What is expected:
In your reply, reproduce every line of the data without any alteration.

[Dataset rows describing interfaces]
[Start of Attachment]

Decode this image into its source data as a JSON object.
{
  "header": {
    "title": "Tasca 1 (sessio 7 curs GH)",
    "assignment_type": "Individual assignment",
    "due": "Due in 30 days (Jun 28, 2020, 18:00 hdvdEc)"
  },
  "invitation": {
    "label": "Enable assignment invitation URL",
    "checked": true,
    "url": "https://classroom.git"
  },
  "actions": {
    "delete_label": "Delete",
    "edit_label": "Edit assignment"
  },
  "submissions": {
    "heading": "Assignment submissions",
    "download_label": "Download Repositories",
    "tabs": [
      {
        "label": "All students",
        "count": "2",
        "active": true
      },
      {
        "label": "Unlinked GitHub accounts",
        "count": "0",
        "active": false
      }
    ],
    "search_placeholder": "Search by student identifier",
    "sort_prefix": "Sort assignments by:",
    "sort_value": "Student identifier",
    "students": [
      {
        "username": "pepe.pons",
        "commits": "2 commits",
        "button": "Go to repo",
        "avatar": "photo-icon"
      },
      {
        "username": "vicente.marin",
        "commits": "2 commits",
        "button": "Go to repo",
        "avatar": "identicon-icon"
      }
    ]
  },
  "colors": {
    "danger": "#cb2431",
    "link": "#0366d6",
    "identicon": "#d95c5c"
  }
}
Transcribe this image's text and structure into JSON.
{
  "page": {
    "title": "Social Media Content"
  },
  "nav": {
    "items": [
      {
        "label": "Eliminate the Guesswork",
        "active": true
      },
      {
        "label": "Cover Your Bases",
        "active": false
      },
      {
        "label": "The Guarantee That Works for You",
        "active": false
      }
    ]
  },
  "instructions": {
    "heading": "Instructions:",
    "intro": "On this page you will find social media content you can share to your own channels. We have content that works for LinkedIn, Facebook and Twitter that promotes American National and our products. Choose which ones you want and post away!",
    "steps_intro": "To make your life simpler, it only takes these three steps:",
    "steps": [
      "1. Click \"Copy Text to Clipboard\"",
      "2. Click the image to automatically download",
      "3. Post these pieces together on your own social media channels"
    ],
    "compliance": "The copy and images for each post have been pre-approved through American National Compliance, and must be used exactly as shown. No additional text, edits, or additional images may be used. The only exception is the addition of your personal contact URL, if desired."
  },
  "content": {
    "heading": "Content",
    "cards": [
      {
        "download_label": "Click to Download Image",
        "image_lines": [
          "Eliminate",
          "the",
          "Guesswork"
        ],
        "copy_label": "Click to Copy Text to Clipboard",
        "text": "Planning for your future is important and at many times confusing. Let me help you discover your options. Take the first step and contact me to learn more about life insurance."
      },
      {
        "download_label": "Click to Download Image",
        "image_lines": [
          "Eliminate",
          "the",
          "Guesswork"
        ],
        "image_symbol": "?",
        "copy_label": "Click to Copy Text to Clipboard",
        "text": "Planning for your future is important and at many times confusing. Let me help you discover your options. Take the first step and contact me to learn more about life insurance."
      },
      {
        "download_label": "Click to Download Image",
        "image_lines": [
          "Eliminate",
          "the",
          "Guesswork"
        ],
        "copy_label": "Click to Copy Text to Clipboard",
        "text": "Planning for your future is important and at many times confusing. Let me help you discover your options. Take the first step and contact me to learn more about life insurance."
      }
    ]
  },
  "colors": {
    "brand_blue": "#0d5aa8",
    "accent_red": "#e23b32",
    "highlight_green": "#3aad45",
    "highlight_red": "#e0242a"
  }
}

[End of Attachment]

Solution:
Decode this image into its source data as a JSON object.
{
  "header": {
    "title": "Tasca 1 (sessio 7 curs GH)",
    "assignment_type": "Individual assignment",
    "due": "Due in 30 days (Jun 28, 2020, 18:00 hdvdEc)"
  },
  "invitation": {
    "label": "Enable assignment invitation URL",
    "checked": true,
    "url": "https://classroom.git"
  },
  "actions": {
    "delete_label": "Delete",
    "edit_label": "Edit assignment"
  },
  "submissions": {
    "heading": "Assignment submissions",
    "download_label": "Download Repositories",
    "tabs": [
      {
        "label": "All students",
        "count": "2",
        "active": true
      },
      {
        "label": "Unlinked GitHub accounts",
        "count": "0",
        "active": false
      }
    ],
    "search_placeholder": "Search by student identifier",
    "sort_prefix": "Sort assignments by:",
    "sort_value": "Student identifier",
    "students": [
      {
        "username": "pepe.pons",
        "commits": "2 commits",
        "button": "Go to repo",
        "avatar": "photo-icon"
      },
      {
        "username": "vicente.marin",
        "commits": "2 commits",
        "button": "Go to repo",
        "avatar": "identicon-icon"
      }
    ]
  },
  "colors": {
    "danger": "#cb2431",
    "link": "#0366d6",
    "identicon": "#d95c5c"
  }
}
Transcribe this image's text and structure into JSON.
{
  "page": {
    "title": "Social Media Content"
  },
  "nav": {
    "items": [
      {
        "label": "Eliminate the Guesswork",
        "active": true
      },
      {
        "label": "Cover Your Bases",
        "active": false
      },
      {
        "label": "The Guarantee That Works for You",
        "active": false
      }
    ]
  },
  "instructions": {
    "heading": "Instructions:",
    "intro": "On this page you will find social media content you can share to your own channels. We have content that works for LinkedIn, Facebook and Twitter that promotes American National and our products. Choose which ones you want and post away!",
    "steps_intro": "To make your life simpler, it only takes these three steps:",
    "steps": [
      "1. Click \"Copy Text to Clipboard\"",
      "2. Click the image to automatically download",
      "3. Post these pieces together on your own social media channels"
    ],
    "compliance": "The copy and images for each post have been pre-approved through American National Compliance, and must be used exactly as shown. No additional text, edits, or additional images may be used. The only exception is the addition of your personal contact URL, if desired."
  },
  "content": {
    "heading": "Content",
    "cards": [
      {
        "download_label": "Click to Download Image",
        "image_lines": [
          "Eliminate",
          "the",
          "Guesswork"
        ],
        "copy_label": "Click to Copy Text to Clipboard",
        "text": "Planning for your future is important and at many times confusing. Let me help you discover your options. Take the first step and contact me to learn more about life insurance."
      },
      {
        "download_label": "Click to Download Image",
        "image_lines": [
          "Eliminate",
          "the",
          "Guesswork"
        ],
        "image_symbol": "?",
        "copy_label": "Click to Copy Text to Clipboard",
        "text": "Planning for your future is important and at many times confusing. Let me help you discover your options. Take the first step and contact me to learn more about life insurance."
      },
      {
        "download_label": "Click to Download Image",
        "image_lines": [
          "Eliminate",
          "the",
          "Guesswork"
        ],
        "copy_label": "Click to Copy Text to Clipboard",
        "text": "Planning for your future is important and at many times confusing. Let me help you discover your options. Take the first step and contact me to learn more about life insurance."
      }
    ]
  },
  "colors": {
    "brand_blue": "#0d5aa8",
    "accent_red": "#e23b32",
    "highlight_green": "#3aad45",
    "highlight_red": "#e0242a"
  }
}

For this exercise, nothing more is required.